**Brief**: Across the whole listing, return each line exactly, with no images included.

====== Record excerpts ======

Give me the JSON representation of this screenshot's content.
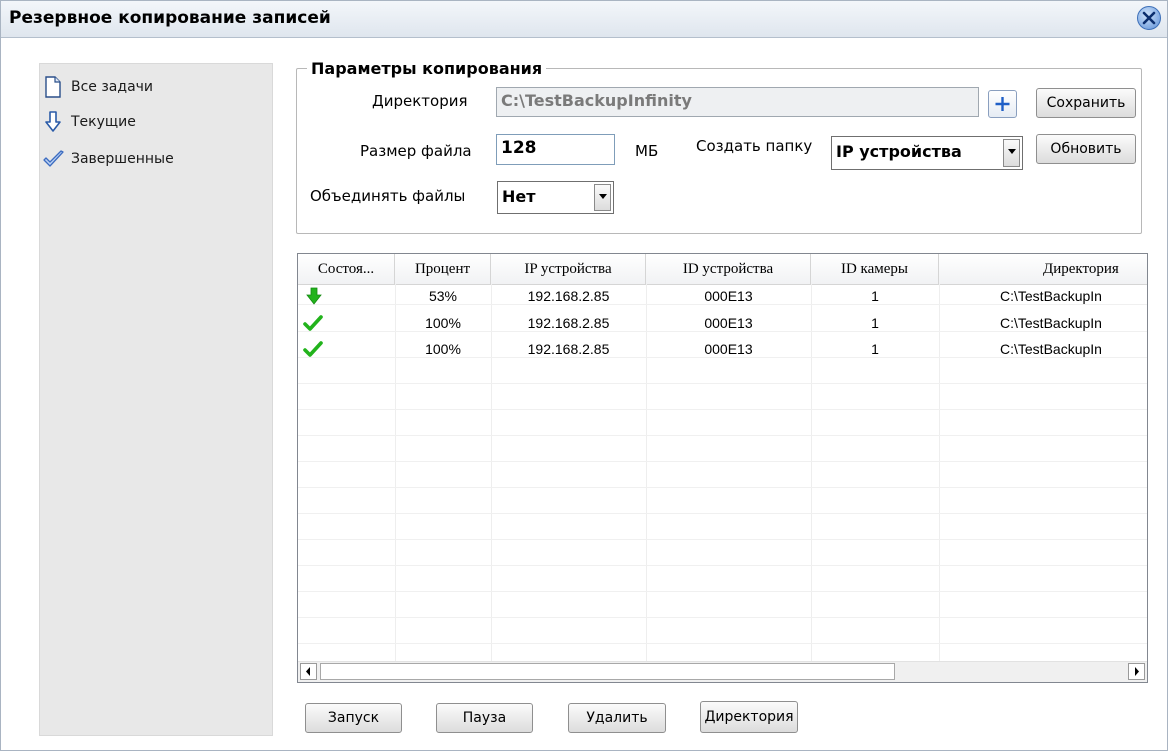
{
  "window": {
    "title": "Резервное копирование записей",
    "close_icon": "close-icon"
  },
  "sidebar": {
    "items": [
      {
        "label": "Все задачи",
        "icon": "document-icon"
      },
      {
        "label": "Текущие",
        "icon": "arrow-down-icon"
      },
      {
        "label": "Завершенные",
        "icon": "checkmark-icon"
      }
    ]
  },
  "params": {
    "legend": "Параметры копирования",
    "directory_label": "Директория",
    "directory_value": "C:\\TestBackupInfinity",
    "save_label": "Сохранить",
    "filesize_label": "Размер файла",
    "filesize_value": "128",
    "filesize_unit": "МБ",
    "create_folder_label": "Создать папку",
    "create_folder_value": "IP устройства",
    "refresh_label": "Обновить",
    "merge_label": "Объединять файлы",
    "merge_value": "Нет"
  },
  "table": {
    "columns": [
      "Состоя...",
      "Процент",
      "IP устройства",
      "ID устройства",
      "ID камеры",
      "Директория"
    ],
    "rows": [
      {
        "status": "downloading",
        "percent": "53%",
        "ip": "192.168.2.85",
        "device_id": "000E13",
        "camera_id": "1",
        "directory": "C:\\TestBackupIn"
      },
      {
        "status": "done",
        "percent": "100%",
        "ip": "192.168.2.85",
        "device_id": "000E13",
        "camera_id": "1",
        "directory": "C:\\TestBackupIn"
      },
      {
        "status": "done",
        "percent": "100%",
        "ip": "192.168.2.85",
        "device_id": "000E13",
        "camera_id": "1",
        "directory": "C:\\TestBackupIn"
      }
    ]
  },
  "buttons": {
    "start": "Запуск",
    "pause": "Пауза",
    "delete": "Удалить",
    "directory": "Директория"
  },
  "colors": {
    "status_green": "#22b31c",
    "accent_blue": "#2f6fd0"
  }
}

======

**Solution to this task**:
Give me the JSON representation of this screenshot's content.
{
  "window": {
    "title": "Резервное копирование записей",
    "close_icon": "close-icon"
  },
  "sidebar": {
    "items": [
      {
        "label": "Все задачи",
        "icon": "document-icon"
      },
      {
        "label": "Текущие",
        "icon": "arrow-down-icon"
      },
      {
        "label": "Завершенные",
        "icon": "checkmark-icon"
      }
    ]
  },
  "params": {
    "legend": "Параметры копирования",
    "directory_label": "Директория",
    "directory_value": "C:\\TestBackupInfinity",
    "save_label": "Сохранить",
    "filesize_label": "Размер файла",
    "filesize_value": "128",
    "filesize_unit": "МБ",
    "create_folder_label": "Создать папку",
    "create_folder_value": "IP устройства",
    "refresh_label": "Обновить",
    "merge_label": "Объединять файлы",
    "merge_value": "Нет"
  },
  "table": {
    "columns": [
      "Состоя...",
      "Процент",
      "IP устройства",
      "ID устройства",
      "ID камеры",
      "Директория"
    ],
    "rows": [
      {
        "status": "downloading",
        "percent": "53%",
        "ip": "192.168.2.85",
        "device_id": "000E13",
        "camera_id": "1",
        "directory": "C:\\TestBackupIn"
      },
      {
        "status": "done",
        "percent": "100%",
        "ip": "192.168.2.85",
        "device_id": "000E13",
        "camera_id": "1",
        "directory": "C:\\TestBackupIn"
      },
      {
        "status": "done",
        "percent": "100%",
        "ip": "192.168.2.85",
        "device_id": "000E13",
        "camera_id": "1",
        "directory": "C:\\TestBackupIn"
      }
    ]
  },
  "buttons": {
    "start": "Запуск",
    "pause": "Пауза",
    "delete": "Удалить",
    "directory": "Директория"
  },
  "colors": {
    "status_green": "#22b31c",
    "accent_blue": "#2f6fd0"
  }
}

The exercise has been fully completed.